▼▼▼

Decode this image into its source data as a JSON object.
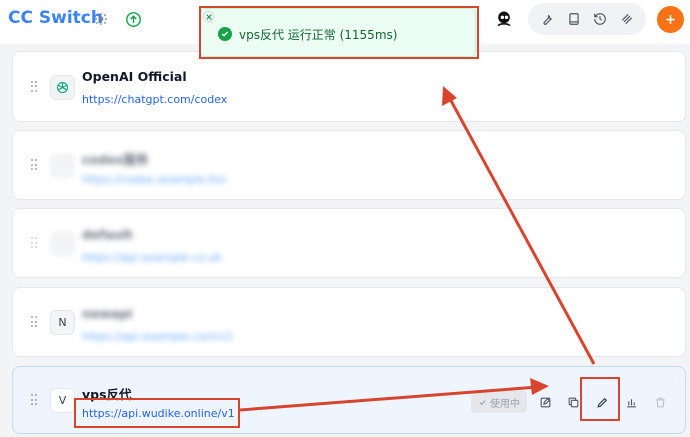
{
  "app": {
    "title": "CC Switch"
  },
  "toast": {
    "message": "vps反代 运行正常 (1155ms)"
  },
  "header_icons": [
    "settings-gear-icon",
    "update-arrow-up-icon",
    "wrench-icon",
    "book-icon",
    "history-icon",
    "mcp-icon",
    "plus-icon"
  ],
  "providers": [
    {
      "name": "OpenAI Official",
      "url": "https://chatgpt.com/codex",
      "logo": "openai-logo",
      "blurred": false
    },
    {
      "name": "codex服务",
      "url": "https://codex.example.fun",
      "logo": "",
      "blurred": true
    },
    {
      "name": "default",
      "url": "https://api.example.co.uk",
      "logo": "",
      "blurred": true
    },
    {
      "name": "newapi",
      "url": "https://api.example.com/v1",
      "logo": "N",
      "blurred": true
    },
    {
      "name": "vps反代",
      "url": "https://api.wudike.online/v1",
      "logo": "V",
      "blurred": false
    }
  ],
  "active_actions": {
    "in_use_label": "使用中"
  },
  "colors": {
    "brand": "#3b82f6",
    "accent_orange": "#f97316",
    "success": "#16a34a",
    "link": "#2563eb",
    "annotation": "#d7452f"
  }
}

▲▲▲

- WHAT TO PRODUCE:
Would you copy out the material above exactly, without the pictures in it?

- RESPONSE FOR THIS EXERCISE:
Decode this image into its source data as a JSON object.
{
  "app": {
    "title": "CC Switch"
  },
  "toast": {
    "message": "vps反代 运行正常 (1155ms)"
  },
  "header_icons": [
    "settings-gear-icon",
    "update-arrow-up-icon",
    "wrench-icon",
    "book-icon",
    "history-icon",
    "mcp-icon",
    "plus-icon"
  ],
  "providers": [
    {
      "name": "OpenAI Official",
      "url": "https://chatgpt.com/codex",
      "logo": "openai-logo",
      "blurred": false
    },
    {
      "name": "codex服务",
      "url": "https://codex.example.fun",
      "logo": "",
      "blurred": true
    },
    {
      "name": "default",
      "url": "https://api.example.co.uk",
      "logo": "",
      "blurred": true
    },
    {
      "name": "newapi",
      "url": "https://api.example.com/v1",
      "logo": "N",
      "blurred": true
    },
    {
      "name": "vps反代",
      "url": "https://api.wudike.online/v1",
      "logo": "V",
      "blurred": false
    }
  ],
  "active_actions": {
    "in_use_label": "使用中"
  },
  "colors": {
    "brand": "#3b82f6",
    "accent_orange": "#f97316",
    "success": "#16a34a",
    "link": "#2563eb",
    "annotation": "#d7452f"
  }
}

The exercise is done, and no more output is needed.